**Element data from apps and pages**
_ _ _ _ _
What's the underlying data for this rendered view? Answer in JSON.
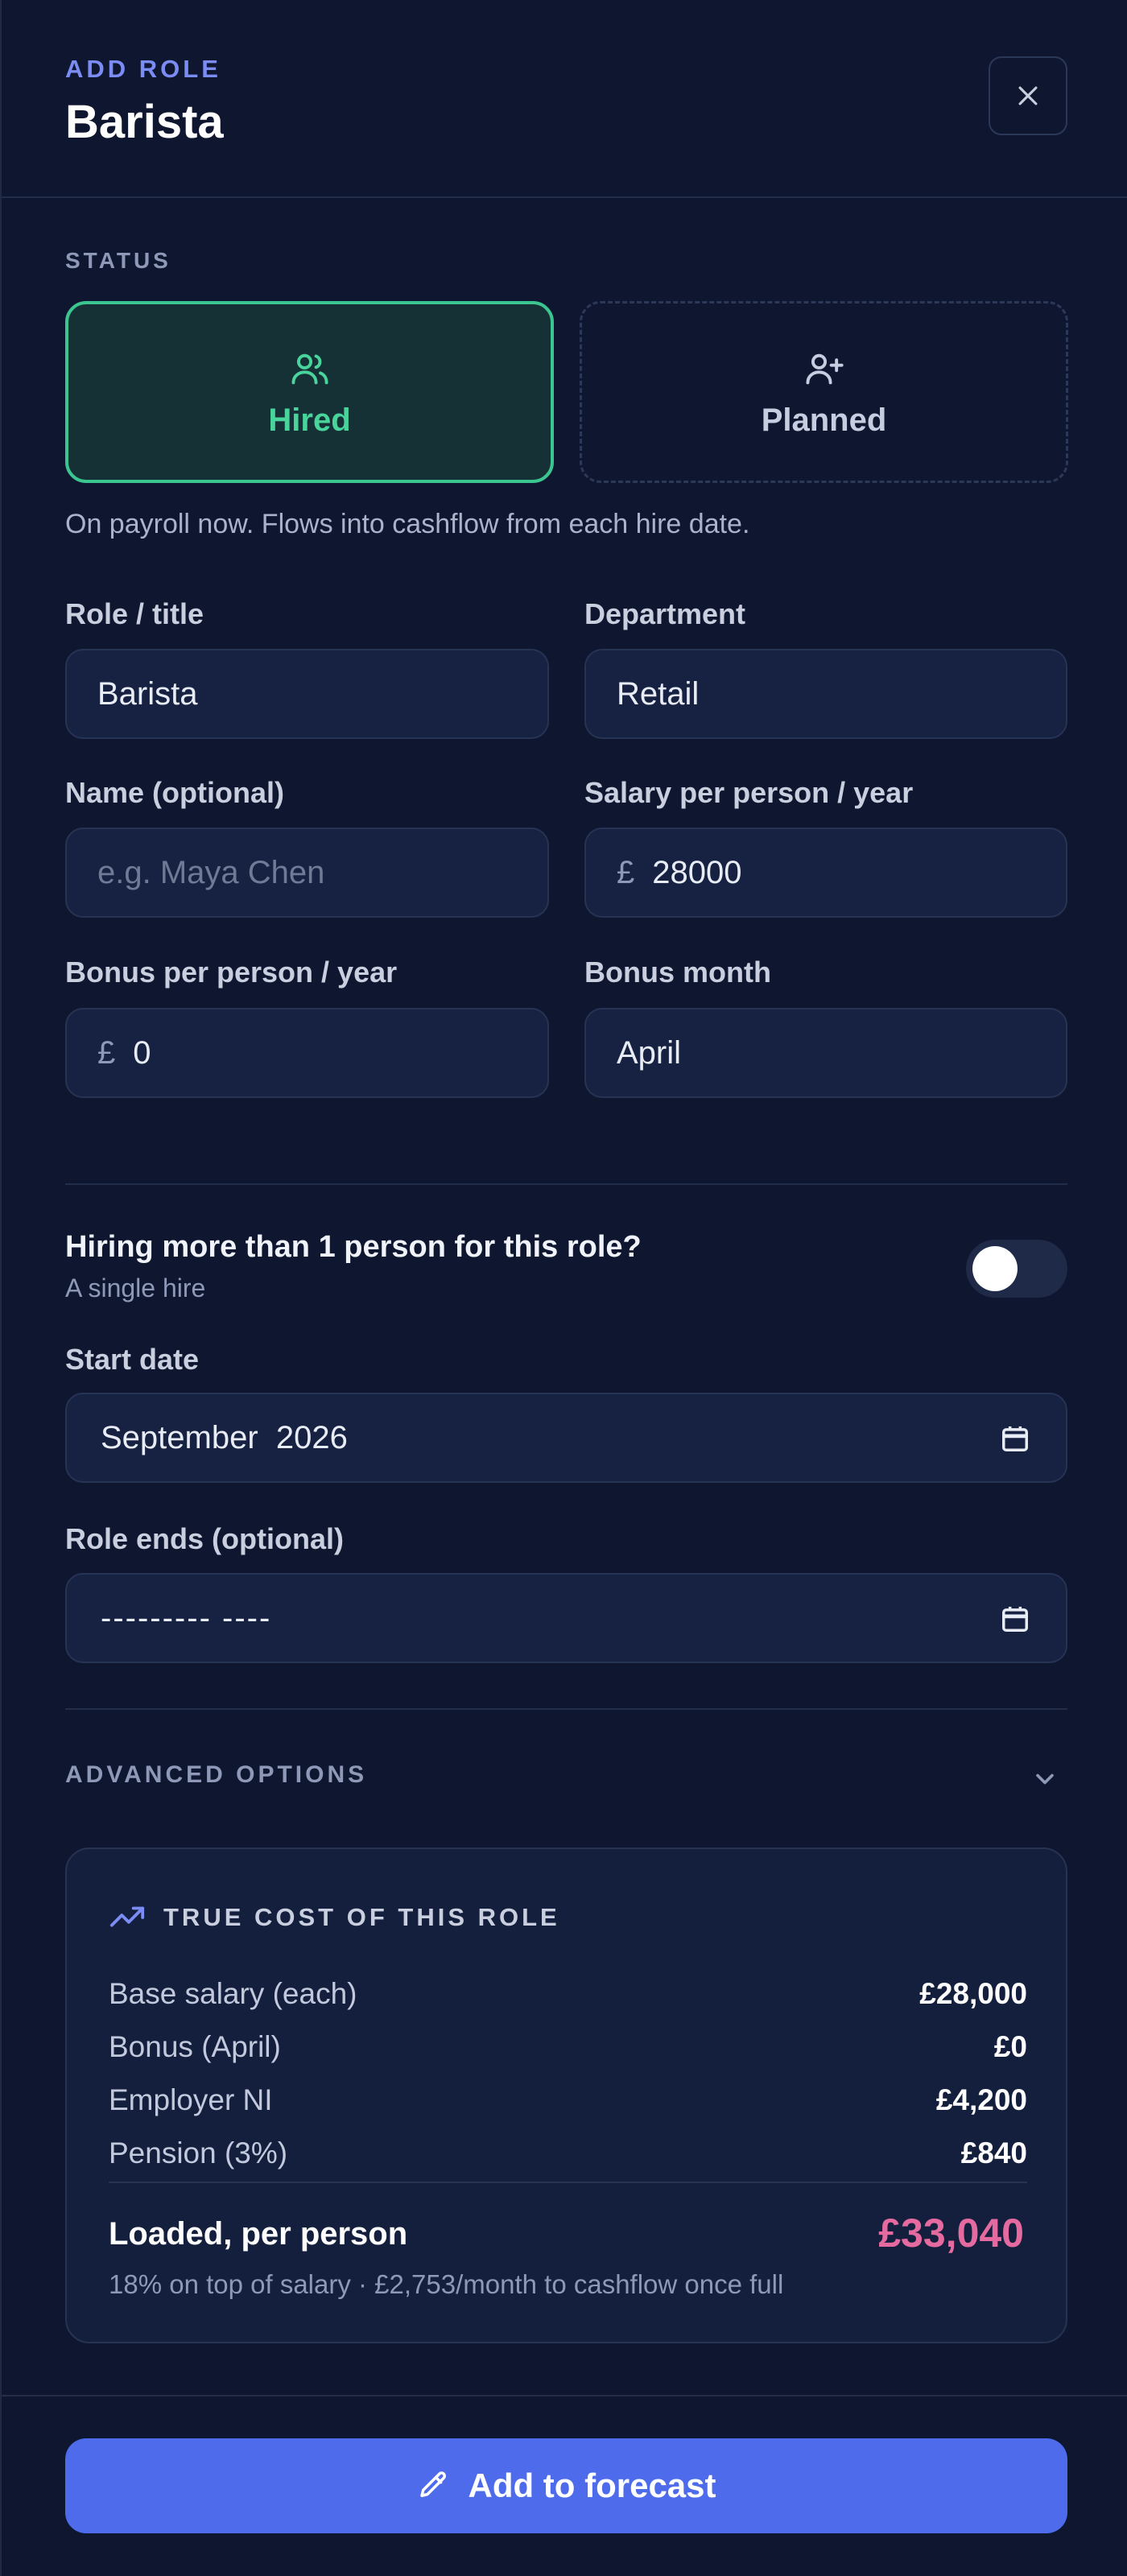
{
  "header": {
    "eyebrow": "ADD ROLE",
    "title": "Barista"
  },
  "status": {
    "label": "STATUS",
    "options": [
      {
        "label": "Hired",
        "icon": "users-icon",
        "selected": true,
        "accent": "#3bc691"
      },
      {
        "label": "Planned",
        "icon": "user-plus-icon",
        "selected": false
      }
    ],
    "help": "On payroll now. Flows into cashflow from each hire date."
  },
  "fields": {
    "role_title": {
      "label": "Role / title",
      "value": "Barista"
    },
    "department": {
      "label": "Department",
      "value": "Retail"
    },
    "name": {
      "label": "Name (optional)",
      "placeholder": "e.g. Maya Chen",
      "value": ""
    },
    "salary": {
      "label": "Salary per person / year",
      "currency": "£",
      "value": "28000"
    },
    "bonus": {
      "label": "Bonus per person / year",
      "currency": "£",
      "value": "0"
    },
    "bonus_month": {
      "label": "Bonus month",
      "value": "April"
    },
    "start_date": {
      "label": "Start date",
      "value": "September  2026"
    },
    "role_ends": {
      "label": "Role ends (optional)",
      "value": "--------- ----"
    }
  },
  "multi_hire": {
    "title": "Hiring more than 1 person for this role?",
    "subtitle": "A single hire",
    "enabled": false
  },
  "advanced": {
    "label": "ADVANCED OPTIONS"
  },
  "cost": {
    "title": "TRUE COST OF THIS ROLE",
    "rows": [
      {
        "label": "Base salary (each)",
        "value": "£28,000"
      },
      {
        "label": "Bonus (April)",
        "value": "£0"
      },
      {
        "label": "Employer NI",
        "value": "£4,200"
      },
      {
        "label": "Pension (3%)",
        "value": "£840"
      }
    ],
    "loaded_label": "Loaded, per person",
    "loaded_value": "£33,040",
    "note": "18% on top of salary · £2,753/month to cashflow once full"
  },
  "actions": {
    "submit_label": "Add to forecast"
  },
  "colors": {
    "background": "#0f1730",
    "accent": "#4e6bec",
    "hired": "#3bc691",
    "loaded": "#e56aa0",
    "eyebrow": "#7b8cf5"
  }
}
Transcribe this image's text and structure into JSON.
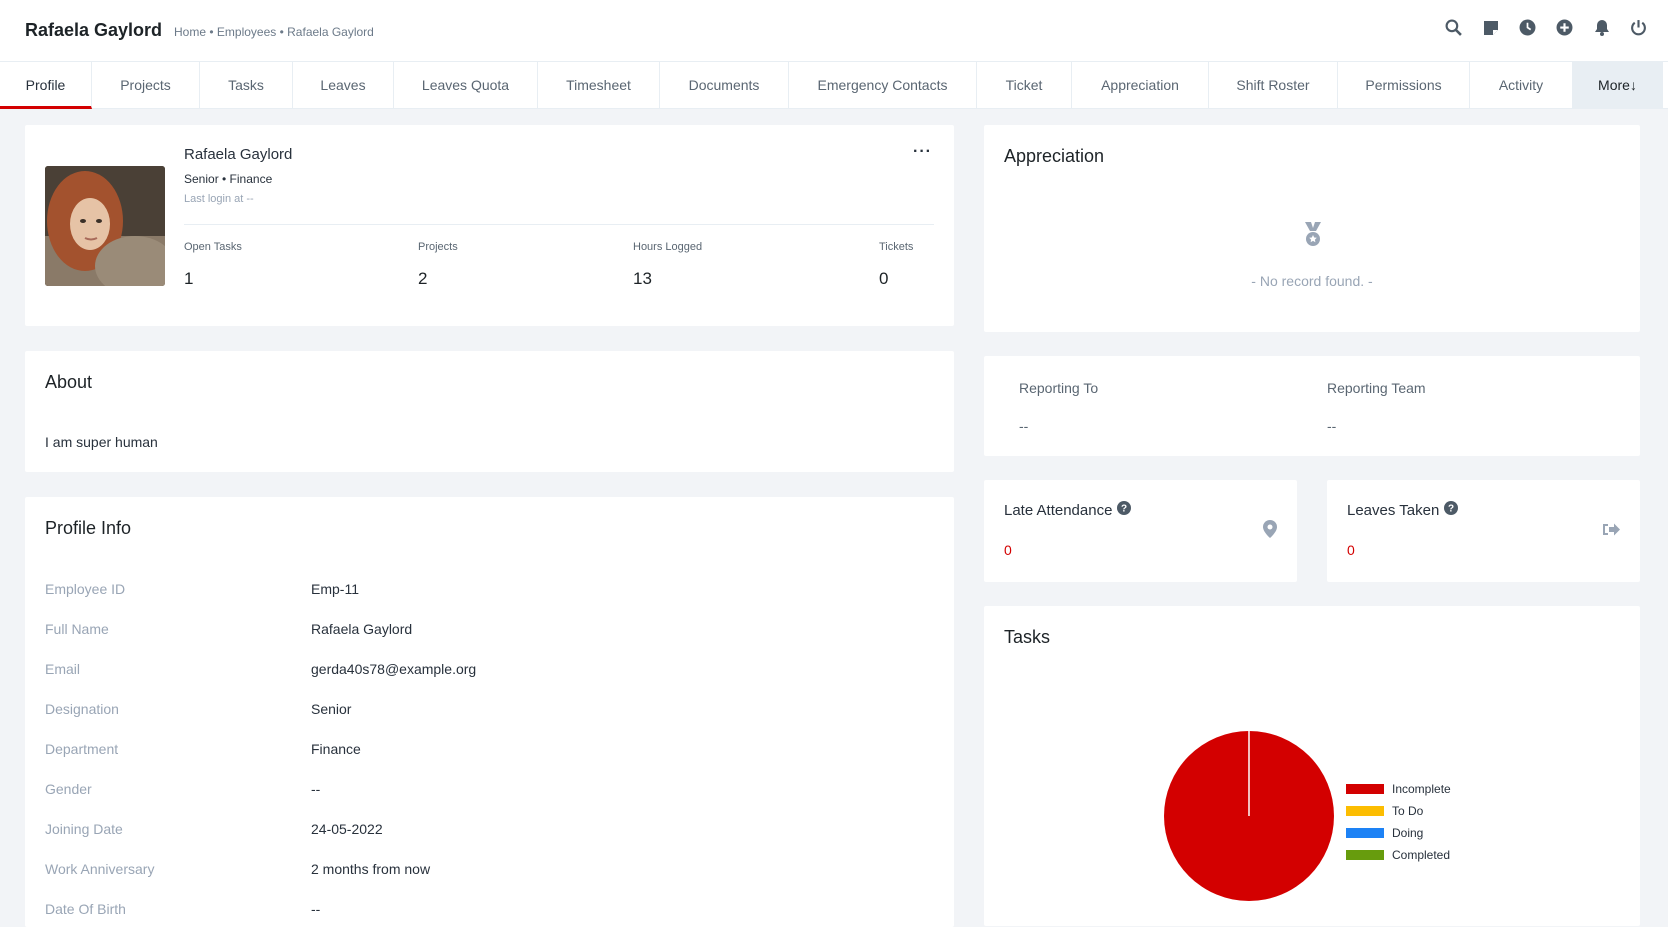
{
  "header": {
    "title": "Rafaela Gaylord",
    "breadcrumb": [
      "Home",
      "Employees",
      "Rafaela Gaylord"
    ],
    "icons": [
      "search-icon",
      "sticky-note-icon",
      "clock-icon",
      "plus-circle-icon",
      "bell-icon",
      "power-icon"
    ]
  },
  "tabs": [
    {
      "label": "Profile",
      "active": true
    },
    {
      "label": "Projects"
    },
    {
      "label": "Tasks"
    },
    {
      "label": "Leaves"
    },
    {
      "label": "Leaves Quota"
    },
    {
      "label": "Timesheet"
    },
    {
      "label": "Documents"
    },
    {
      "label": "Emergency Contacts"
    },
    {
      "label": "Ticket"
    },
    {
      "label": "Appreciation"
    },
    {
      "label": "Shift Roster"
    },
    {
      "label": "Permissions"
    },
    {
      "label": "Activity"
    },
    {
      "label": "More↓"
    }
  ],
  "profile": {
    "name": "Rafaela Gaylord",
    "role": "Senior • Finance",
    "last_login": "Last login at --",
    "stats": [
      {
        "label": "Open Tasks",
        "value": "1"
      },
      {
        "label": "Projects",
        "value": "2"
      },
      {
        "label": "Hours Logged",
        "value": "13"
      },
      {
        "label": "Tickets",
        "value": "0"
      }
    ]
  },
  "about": {
    "title": "About",
    "text": "I am super human"
  },
  "profile_info": {
    "title": "Profile Info",
    "rows": [
      {
        "label": "Employee ID",
        "value": "Emp-11"
      },
      {
        "label": "Full Name",
        "value": "Rafaela Gaylord"
      },
      {
        "label": "Email",
        "value": "gerda40s78@example.org"
      },
      {
        "label": "Designation",
        "value": "Senior"
      },
      {
        "label": "Department",
        "value": "Finance"
      },
      {
        "label": "Gender",
        "value": "--"
      },
      {
        "label": "Joining Date",
        "value": "24-05-2022"
      },
      {
        "label": "Work Anniversary",
        "value": "2 months from now"
      },
      {
        "label": "Date Of Birth",
        "value": "--"
      }
    ]
  },
  "appreciation": {
    "title": "Appreciation",
    "empty": "- No record found. -"
  },
  "reporting": {
    "to_label": "Reporting To",
    "to_value": "--",
    "team_label": "Reporting Team",
    "team_value": "--"
  },
  "late_attendance": {
    "label": "Late Attendance",
    "value": "0"
  },
  "leaves_taken": {
    "label": "Leaves Taken",
    "value": "0"
  },
  "tasks_card": {
    "title": "Tasks"
  },
  "colors": {
    "accent": "#d30000",
    "incomplete": "#d30000",
    "todo": "#fcbd01",
    "doing": "#1d82f5",
    "completed": "#679c0d"
  },
  "chart_data": {
    "type": "pie",
    "categories": [
      "Incomplete",
      "To Do",
      "Doing",
      "Completed"
    ],
    "values": [
      1,
      0,
      0,
      0
    ],
    "colors": [
      "#d30000",
      "#fcbd01",
      "#1d82f5",
      "#679c0d"
    ],
    "legend_position": "right"
  }
}
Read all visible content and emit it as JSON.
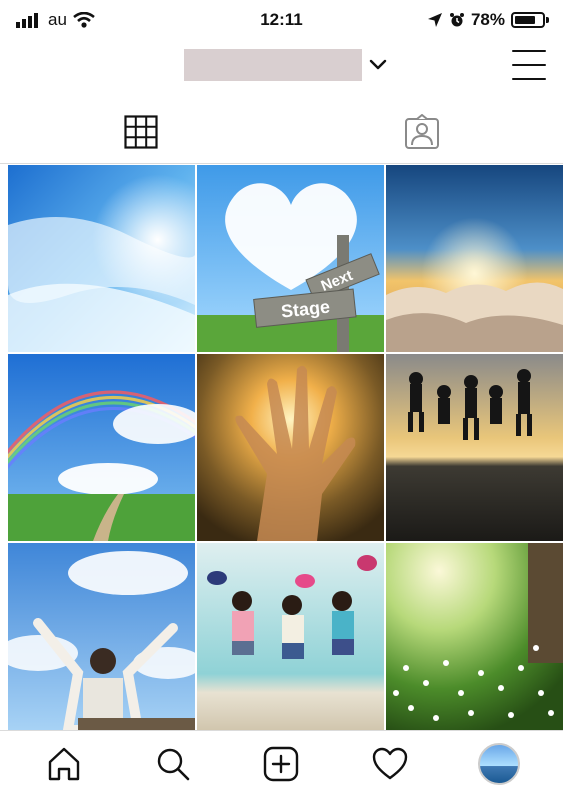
{
  "status_bar": {
    "carrier": "au",
    "time": "12:11",
    "battery_percent": "78%",
    "battery_level": 0.78,
    "icons": [
      "signal-icon",
      "wifi-icon",
      "location-arrow-icon",
      "alarm-icon",
      "battery-icon"
    ]
  },
  "header": {
    "username_redacted": true,
    "icons": [
      "chevron-down-icon",
      "hamburger-menu-icon"
    ]
  },
  "view_tabs": [
    {
      "name": "grid",
      "icon": "grid-icon",
      "selected": true
    },
    {
      "name": "tagged",
      "icon": "tagged-person-icon",
      "selected": false
    }
  ],
  "posts": [
    {
      "id": "post-1",
      "scene": "blue sky with clouds and sun",
      "overlay_text": ""
    },
    {
      "id": "post-2",
      "scene": "heart-shaped cloud with signpost",
      "overlay_text": "Next Stage"
    },
    {
      "id": "post-3",
      "scene": "sunset above clouds",
      "overlay_text": ""
    },
    {
      "id": "post-4",
      "scene": "rainbow over green field and path",
      "overlay_text": ""
    },
    {
      "id": "post-5",
      "scene": "hand reaching toward sunlight",
      "overlay_text": ""
    },
    {
      "id": "post-6",
      "scene": "silhouettes jumping on beach at sunset",
      "overlay_text": ""
    },
    {
      "id": "post-7",
      "scene": "person raising arms under blue sky",
      "overlay_text": ""
    },
    {
      "id": "post-8",
      "scene": "three girls jumping on beach",
      "overlay_text": ""
    },
    {
      "id": "post-9",
      "scene": "white flowers in sunlit grass",
      "overlay_text": ""
    }
  ],
  "sign_words": {
    "next": "Next",
    "stage": "Stage"
  },
  "tab_bar": [
    {
      "name": "home",
      "icon": "home-icon"
    },
    {
      "name": "search",
      "icon": "search-icon"
    },
    {
      "name": "new-post",
      "icon": "add-post-icon"
    },
    {
      "name": "activity",
      "icon": "heart-icon"
    },
    {
      "name": "profile",
      "icon": "profile-avatar"
    }
  ],
  "colors": {
    "divider": "#dbdbdb",
    "redaction": "#d9cfd0",
    "icon": "#111111"
  }
}
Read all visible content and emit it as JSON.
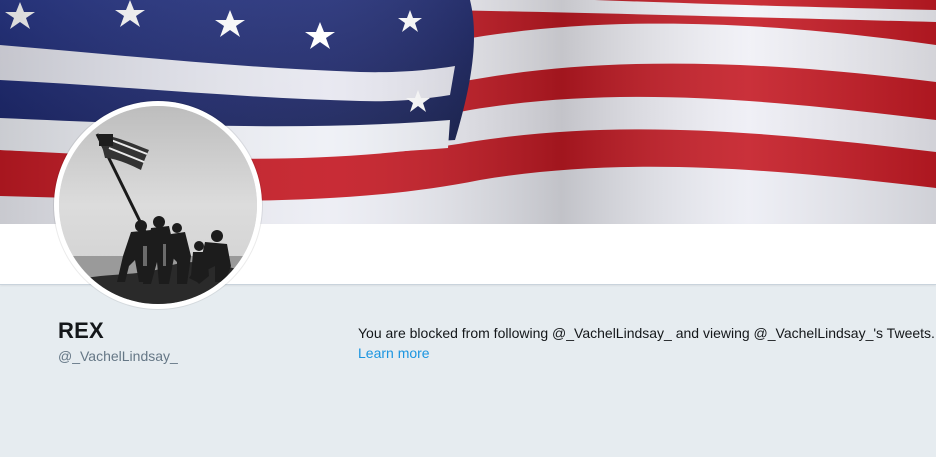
{
  "profile": {
    "name": "REX",
    "handle": "@_VachelLindsay_",
    "banner_icon": "us-flag-banner",
    "avatar_icon": "flag-raising-photo-avatar"
  },
  "blocked": {
    "message": "You are blocked from following @_VachelLindsay_ and viewing @_VachelLindsay_'s Tweets.",
    "learn_more": "Learn more"
  },
  "colors": {
    "page_background": "#e6ecf0",
    "link": "#1b95e0",
    "name_text": "#14171a",
    "handle_text": "#657786",
    "flag_red": "#c41a24",
    "flag_blue": "#1f2a6b",
    "flag_white": "#f3f3f8"
  }
}
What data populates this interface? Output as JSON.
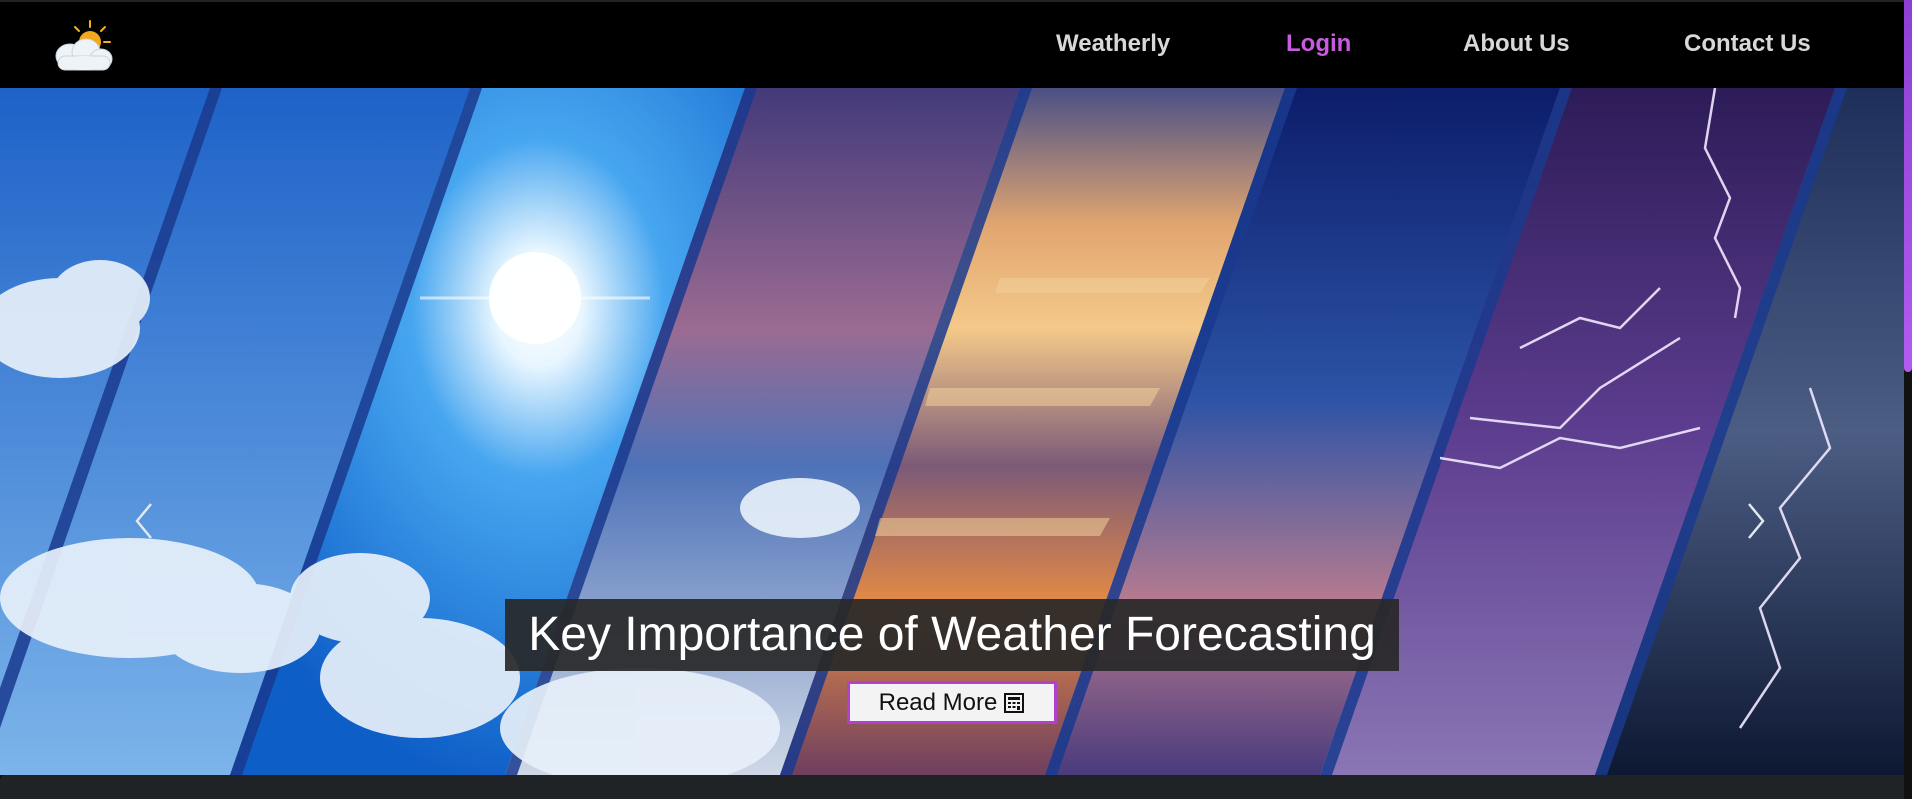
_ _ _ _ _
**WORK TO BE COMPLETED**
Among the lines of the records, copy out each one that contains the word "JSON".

**TASK ANSWER**
What's the underlying data for this rendered view? Answer in JSON.
Transcribe this image's text and structure into JSON.
Read all visible content and emit it as JSON.
Read all visible content and emit it as JSON.
What data populates this interface? Output as JSON.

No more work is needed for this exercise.